The Role of an Athletic Trainer
In the world of college sports, the average length of a season is only three to four months long, but athletic trainers have a year-round responsibility. This position is filled with unknown variables where serious injury could happen any given day to any given player.
Appalachian State University Women’s Soccer and Track and Field Athletic Trainer, Maggie Berkowitz, believes that constant preparation and planning ahead are key elements in preventing injury. When it comes to soccer, Berkowitz says that their program does a lot of “prehab” and preventative training programs, to help lower the risk of ACL injuries, ankle injuries and a few others as well that might occur more commonly in the sport. There is no offseason for Berkowitz since her teams’ train year-round.
“Our motto is ’9-for-3.’ We work hard on our nine months we’re offseason, so we can do well during our three that we’re in season,” Berkowitz said.
These offseason routines and workouts include strength training, weightlifting, running almost every day and sessions with the coaching staff that can last up to two hours at a time.
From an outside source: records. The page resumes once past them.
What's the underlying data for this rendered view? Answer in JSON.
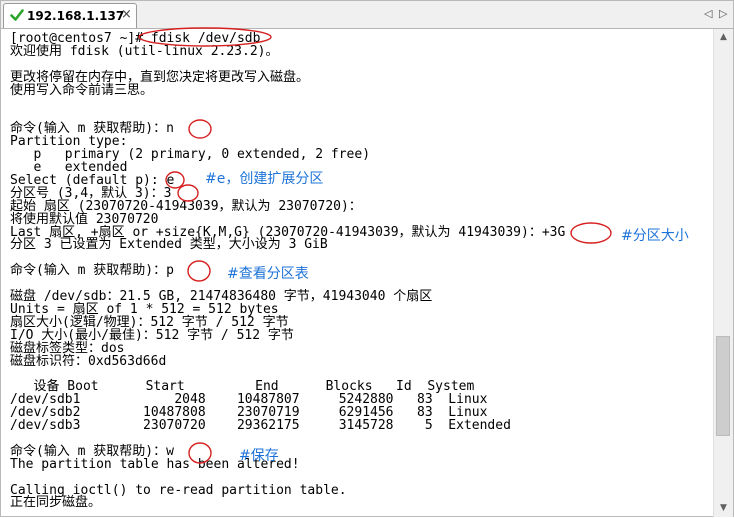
{
  "tab": {
    "title": "192.168.1.137",
    "close": "×"
  },
  "nav": {
    "left": "◁",
    "right": "▷"
  },
  "scrollbar": {
    "up": "▲",
    "down": "▼",
    "position": 0.82
  },
  "terminal_lines": [
    "[root@centos7 ~]# fdisk /dev/sdb",
    "欢迎使用 fdisk (util-linux 2.23.2)。",
    "",
    "更改将停留在内存中，直到您决定将更改写入磁盘。",
    "使用写入命令前请三思。",
    "",
    "",
    "命令(输入 m 获取帮助)：n",
    "Partition type:",
    "   p   primary (2 primary, 0 extended, 2 free)",
    "   e   extended",
    "Select (default p): e",
    "分区号 (3,4，默认 3)：3",
    "起始 扇区 (23070720-41943039，默认为 23070720)：",
    "将使用默认值 23070720",
    "Last 扇区, +扇区 or +size{K,M,G} (23070720-41943039，默认为 41943039)：+3G",
    "分区 3 已设置为 Extended 类型，大小设为 3 GiB",
    "",
    "命令(输入 m 获取帮助)：p",
    "",
    "磁盘 /dev/sdb：21.5 GB, 21474836480 字节，41943040 个扇区",
    "Units = 扇区 of 1 * 512 = 512 bytes",
    "扇区大小(逻辑/物理)：512 字节 / 512 字节",
    "I/O 大小(最小/最佳)：512 字节 / 512 字节",
    "磁盘标签类型：dos",
    "磁盘标识符：0xd563d66d",
    "",
    "   设备 Boot      Start         End      Blocks   Id  System",
    "/dev/sdb1            2048    10487807     5242880   83  Linux",
    "/dev/sdb2        10487808    23070719     6291456   83  Linux",
    "/dev/sdb3        23070720    29362175     3145728    5  Extended",
    "",
    "命令(输入 m 获取帮助)：w",
    "The partition table has been altered!",
    "",
    "Calling ioctl() to re-read partition table.",
    "正在同步磁盘。"
  ],
  "annotations": [
    "#e，创建扩展分区",
    "#分区大小",
    "#查看分区表",
    "#保存"
  ],
  "colors": {
    "annotation": "#1e73d8",
    "circle": "#d62020",
    "tab_check": "#2aa52a"
  }
}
This helps the team stay in playing shape all year long and be ready before the preseason starts.
Berkowitz already has her schedule and routines for her teams’ set, but not all athletic trainers can follow the same system that Berkowitz is. ASU Men’s Soccer Intern Athletic Trainer, Ben Shabb, believes different sports all have their own unique trends of injury.
“Maybe football has injuries that effect both upper and lower extremities, soccer is a lower extremity sport so in general these will be the more common injuries,” Shabb said. Other sports such as baseball and volleyball offer more strain to the shoulders and upper body, which causes injury trends in these sports to be in those regions of the body.
Shabb also experiences a full schedule as an App State athletic trainer. Shabb starts his day with his team’s practice, where he’ll perform any pre-practice treatments while making sure all his players are properly hydrated. He then provides any medical coverage for the training session and proceeds to help with rehab workouts for those who require it after any practice session. It is a continuous responsibility and he must be prepared for the worst at all times, despite the safety measures being taken.
“Stretch, nobody stretches,” Berkowitz said when explaining the best way to prevent injury. She also emphasizes the importance of a good diet.
“Stretch and eat well, take care of your body. It hurts for a reason,” Berkowitz said.
Berkowitz and Shabb both have sports backgrounds and grew up in the community of sports. This is what led them to the field of athletic training. A team is a family from those on the practice squad to every member of the coaching staff.
“I really like working with this population. We have a pretty athletic, youth population and I think I really enjoy that. This is what drew me to athletic training,” Shabb said.